There are several aspects of the Hum phenomenon that help explain why there have been very few scientific investigations into it conducted under the auspices of major educational institutions. One reason is that, thus far, there are no external metrics available for quantifying it. Anybody can claim to hear the Hum and there is no way of verifying that they can. A second concern is that because it is self-reported and subjective, it is challenging to ensure that we are reliably addressing the same dependent variable in each instance.
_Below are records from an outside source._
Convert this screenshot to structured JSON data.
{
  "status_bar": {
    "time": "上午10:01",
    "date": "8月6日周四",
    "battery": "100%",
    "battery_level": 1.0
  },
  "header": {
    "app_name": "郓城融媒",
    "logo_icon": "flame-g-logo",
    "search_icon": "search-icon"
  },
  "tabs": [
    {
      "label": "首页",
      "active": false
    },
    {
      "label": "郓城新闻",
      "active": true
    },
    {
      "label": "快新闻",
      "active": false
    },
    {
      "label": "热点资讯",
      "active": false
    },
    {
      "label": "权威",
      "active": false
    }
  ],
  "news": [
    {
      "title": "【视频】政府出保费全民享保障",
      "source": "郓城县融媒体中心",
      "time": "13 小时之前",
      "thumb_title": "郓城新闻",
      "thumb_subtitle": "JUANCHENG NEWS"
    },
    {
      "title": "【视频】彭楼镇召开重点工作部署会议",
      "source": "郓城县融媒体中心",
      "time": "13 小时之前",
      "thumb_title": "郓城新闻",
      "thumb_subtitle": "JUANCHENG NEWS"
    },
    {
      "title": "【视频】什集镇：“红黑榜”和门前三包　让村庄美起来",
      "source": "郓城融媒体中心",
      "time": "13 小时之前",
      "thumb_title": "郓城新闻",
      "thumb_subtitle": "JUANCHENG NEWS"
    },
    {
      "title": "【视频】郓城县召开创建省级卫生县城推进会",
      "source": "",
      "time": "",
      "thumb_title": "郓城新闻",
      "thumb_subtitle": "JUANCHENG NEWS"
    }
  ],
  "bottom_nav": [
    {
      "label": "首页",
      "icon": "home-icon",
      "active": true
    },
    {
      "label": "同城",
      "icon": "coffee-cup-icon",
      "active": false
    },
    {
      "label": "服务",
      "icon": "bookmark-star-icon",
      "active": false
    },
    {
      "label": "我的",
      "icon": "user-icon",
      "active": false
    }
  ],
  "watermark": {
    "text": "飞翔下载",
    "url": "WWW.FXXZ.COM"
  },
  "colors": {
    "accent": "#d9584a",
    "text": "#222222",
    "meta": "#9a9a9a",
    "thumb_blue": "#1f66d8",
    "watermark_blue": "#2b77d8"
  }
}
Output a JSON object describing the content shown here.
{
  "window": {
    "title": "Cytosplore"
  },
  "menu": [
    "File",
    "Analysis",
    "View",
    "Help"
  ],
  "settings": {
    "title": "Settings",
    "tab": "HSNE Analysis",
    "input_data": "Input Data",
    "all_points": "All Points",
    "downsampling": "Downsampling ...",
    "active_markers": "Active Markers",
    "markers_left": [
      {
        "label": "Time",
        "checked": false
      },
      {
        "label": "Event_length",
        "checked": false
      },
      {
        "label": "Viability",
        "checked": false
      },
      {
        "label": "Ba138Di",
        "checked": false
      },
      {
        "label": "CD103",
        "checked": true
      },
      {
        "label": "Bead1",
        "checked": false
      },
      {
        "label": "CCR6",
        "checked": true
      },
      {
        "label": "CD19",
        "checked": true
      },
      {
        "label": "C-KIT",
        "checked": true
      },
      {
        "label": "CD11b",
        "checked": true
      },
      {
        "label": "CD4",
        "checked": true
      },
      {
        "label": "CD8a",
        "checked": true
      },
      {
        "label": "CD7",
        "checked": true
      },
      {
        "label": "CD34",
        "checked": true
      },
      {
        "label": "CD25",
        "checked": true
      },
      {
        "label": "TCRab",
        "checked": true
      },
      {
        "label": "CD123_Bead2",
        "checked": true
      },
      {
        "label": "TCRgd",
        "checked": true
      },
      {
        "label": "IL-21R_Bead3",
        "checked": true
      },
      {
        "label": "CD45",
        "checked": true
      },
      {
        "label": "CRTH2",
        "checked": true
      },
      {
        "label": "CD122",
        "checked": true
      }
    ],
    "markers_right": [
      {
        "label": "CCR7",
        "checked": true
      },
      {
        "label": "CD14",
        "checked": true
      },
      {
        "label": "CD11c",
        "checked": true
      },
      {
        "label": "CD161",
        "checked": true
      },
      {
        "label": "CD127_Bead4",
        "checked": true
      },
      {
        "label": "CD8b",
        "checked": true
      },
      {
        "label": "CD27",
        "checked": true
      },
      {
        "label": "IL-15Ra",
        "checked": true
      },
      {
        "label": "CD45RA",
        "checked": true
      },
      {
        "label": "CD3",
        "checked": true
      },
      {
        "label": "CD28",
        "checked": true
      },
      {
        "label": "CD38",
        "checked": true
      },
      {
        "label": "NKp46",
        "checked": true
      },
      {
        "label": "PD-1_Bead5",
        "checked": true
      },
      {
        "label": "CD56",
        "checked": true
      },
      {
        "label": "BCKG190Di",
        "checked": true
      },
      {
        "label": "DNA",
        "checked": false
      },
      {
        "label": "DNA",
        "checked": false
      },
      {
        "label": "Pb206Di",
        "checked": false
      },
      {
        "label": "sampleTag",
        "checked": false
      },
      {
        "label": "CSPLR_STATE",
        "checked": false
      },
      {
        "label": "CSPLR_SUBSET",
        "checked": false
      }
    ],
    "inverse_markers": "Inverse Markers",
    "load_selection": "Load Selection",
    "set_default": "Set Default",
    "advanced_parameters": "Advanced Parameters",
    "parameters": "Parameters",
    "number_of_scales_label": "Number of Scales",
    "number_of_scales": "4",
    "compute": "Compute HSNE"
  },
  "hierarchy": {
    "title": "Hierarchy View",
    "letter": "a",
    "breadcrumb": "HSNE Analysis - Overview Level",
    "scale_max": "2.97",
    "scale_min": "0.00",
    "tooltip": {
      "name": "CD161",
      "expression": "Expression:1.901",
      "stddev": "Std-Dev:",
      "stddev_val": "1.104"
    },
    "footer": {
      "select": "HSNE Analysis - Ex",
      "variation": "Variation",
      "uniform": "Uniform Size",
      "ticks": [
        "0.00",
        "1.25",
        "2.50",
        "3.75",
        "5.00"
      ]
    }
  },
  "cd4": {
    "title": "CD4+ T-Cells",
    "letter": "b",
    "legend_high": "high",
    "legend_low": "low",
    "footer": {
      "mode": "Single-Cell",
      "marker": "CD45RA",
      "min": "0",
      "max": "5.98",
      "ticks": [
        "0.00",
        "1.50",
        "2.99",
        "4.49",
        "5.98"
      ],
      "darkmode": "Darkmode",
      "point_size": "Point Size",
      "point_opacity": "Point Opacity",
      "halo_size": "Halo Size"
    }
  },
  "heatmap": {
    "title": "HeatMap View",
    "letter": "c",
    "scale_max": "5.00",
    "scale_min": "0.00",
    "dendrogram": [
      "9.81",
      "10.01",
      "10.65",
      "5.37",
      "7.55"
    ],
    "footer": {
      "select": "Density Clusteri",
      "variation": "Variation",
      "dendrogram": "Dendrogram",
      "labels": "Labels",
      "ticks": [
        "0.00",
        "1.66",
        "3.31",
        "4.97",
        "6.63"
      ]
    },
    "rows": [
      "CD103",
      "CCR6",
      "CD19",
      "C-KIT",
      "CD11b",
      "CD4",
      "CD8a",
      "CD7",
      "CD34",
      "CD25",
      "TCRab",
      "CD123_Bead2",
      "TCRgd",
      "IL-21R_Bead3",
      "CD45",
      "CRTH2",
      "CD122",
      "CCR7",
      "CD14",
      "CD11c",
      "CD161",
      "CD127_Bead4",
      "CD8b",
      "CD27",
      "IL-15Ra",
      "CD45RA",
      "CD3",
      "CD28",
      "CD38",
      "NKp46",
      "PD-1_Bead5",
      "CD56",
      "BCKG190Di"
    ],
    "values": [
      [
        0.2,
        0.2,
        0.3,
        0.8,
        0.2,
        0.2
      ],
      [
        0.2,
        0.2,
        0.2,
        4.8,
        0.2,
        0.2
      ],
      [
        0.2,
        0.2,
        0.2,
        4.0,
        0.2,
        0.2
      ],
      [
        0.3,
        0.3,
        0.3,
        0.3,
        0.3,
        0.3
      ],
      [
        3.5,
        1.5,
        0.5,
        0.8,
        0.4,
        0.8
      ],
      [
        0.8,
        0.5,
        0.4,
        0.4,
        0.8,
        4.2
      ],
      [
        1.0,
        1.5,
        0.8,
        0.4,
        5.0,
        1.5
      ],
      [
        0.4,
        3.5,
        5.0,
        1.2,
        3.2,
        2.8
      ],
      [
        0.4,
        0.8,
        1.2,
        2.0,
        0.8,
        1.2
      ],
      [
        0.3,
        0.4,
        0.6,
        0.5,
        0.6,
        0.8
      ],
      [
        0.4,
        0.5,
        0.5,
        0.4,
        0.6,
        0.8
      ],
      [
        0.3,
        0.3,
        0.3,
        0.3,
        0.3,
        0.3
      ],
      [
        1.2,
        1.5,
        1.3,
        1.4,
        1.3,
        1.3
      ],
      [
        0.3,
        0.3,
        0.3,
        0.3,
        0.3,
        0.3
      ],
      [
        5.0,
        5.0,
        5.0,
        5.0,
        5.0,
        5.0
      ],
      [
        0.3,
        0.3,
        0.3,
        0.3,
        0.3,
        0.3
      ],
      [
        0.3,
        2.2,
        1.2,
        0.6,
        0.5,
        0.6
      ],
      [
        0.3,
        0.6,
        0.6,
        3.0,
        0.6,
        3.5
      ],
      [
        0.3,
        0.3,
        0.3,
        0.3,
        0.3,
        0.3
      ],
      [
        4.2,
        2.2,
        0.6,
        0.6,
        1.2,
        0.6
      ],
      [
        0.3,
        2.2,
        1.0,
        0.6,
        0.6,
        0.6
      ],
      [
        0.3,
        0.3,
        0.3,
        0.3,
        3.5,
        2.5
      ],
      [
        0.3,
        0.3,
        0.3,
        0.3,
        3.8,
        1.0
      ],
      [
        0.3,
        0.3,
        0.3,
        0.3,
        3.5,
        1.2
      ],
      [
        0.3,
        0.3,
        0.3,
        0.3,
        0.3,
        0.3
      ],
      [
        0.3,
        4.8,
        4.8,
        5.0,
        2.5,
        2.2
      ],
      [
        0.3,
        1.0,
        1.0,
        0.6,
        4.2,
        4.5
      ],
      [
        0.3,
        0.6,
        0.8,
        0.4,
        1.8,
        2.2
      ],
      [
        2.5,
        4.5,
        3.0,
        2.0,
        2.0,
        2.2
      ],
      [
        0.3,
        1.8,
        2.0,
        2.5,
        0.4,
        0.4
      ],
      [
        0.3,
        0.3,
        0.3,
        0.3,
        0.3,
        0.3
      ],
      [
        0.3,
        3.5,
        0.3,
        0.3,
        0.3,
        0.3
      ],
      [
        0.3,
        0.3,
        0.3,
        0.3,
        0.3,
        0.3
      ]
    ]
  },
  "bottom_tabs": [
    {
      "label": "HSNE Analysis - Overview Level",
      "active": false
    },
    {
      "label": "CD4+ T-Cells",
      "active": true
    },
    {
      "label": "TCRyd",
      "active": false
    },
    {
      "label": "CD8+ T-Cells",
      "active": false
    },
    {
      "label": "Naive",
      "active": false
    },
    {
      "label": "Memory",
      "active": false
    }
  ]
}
Further muddying the analysis are obvious and classic sources of annoying low frequency noises, such as trains and heavy industrial activity, and it is unfortunate that some of those noises have been referred to as “hums”. The Hum referred to here and in other formal literature has some specific characteristics that differentiate it from other noises. Indeed, there is evidence that the Hum may not be a noise in the usual sense.
Because the vast majority of the population cannot hear hums where they live, it is natural for them to be skeptical about the claims of hearers. Further confounding the issue is the reasonable claim that the Hum may not in fact be a sound in the typical sense of the word, but rather a bioacoustical reaction rooted in some combination of electromagnetic, geomagnetic, infrasonic, and other factors. The unexplained nature of the phenomenon opens the door for all manner of speculation, even conspiracy, as to its cause. Numbers of news stories about the Hum have been intentionally presented in a light-hearted, comical, or “spooky” manner. The Hum even warranted unfortunate mentions on television shows that deal in conspiracy, paranoia, and pseudoscience. This not only downplays the suffering that many hearers experience and lumps them together with those suffering from hallucinations, but distances serious researchers who do not want to be attached to what some might consider to be the realm of pseudoscience, ghosts, and UFOs. There have been sporadic reports that a scientist or researcher has “solved” the Hum. In one such case, it was reported that the Hum was caused by mating fish, in another it was reported that people have simply trained themselves to hear the Hum. In most of these cases it is clear that the commentator has a weak grasp of the topic, or is focusing on a particular source of noise that somebody has labeled as “The Hum”. When we examine the history of the Hum and its worldwide distribution, we are left with no convincing explanations for its cause.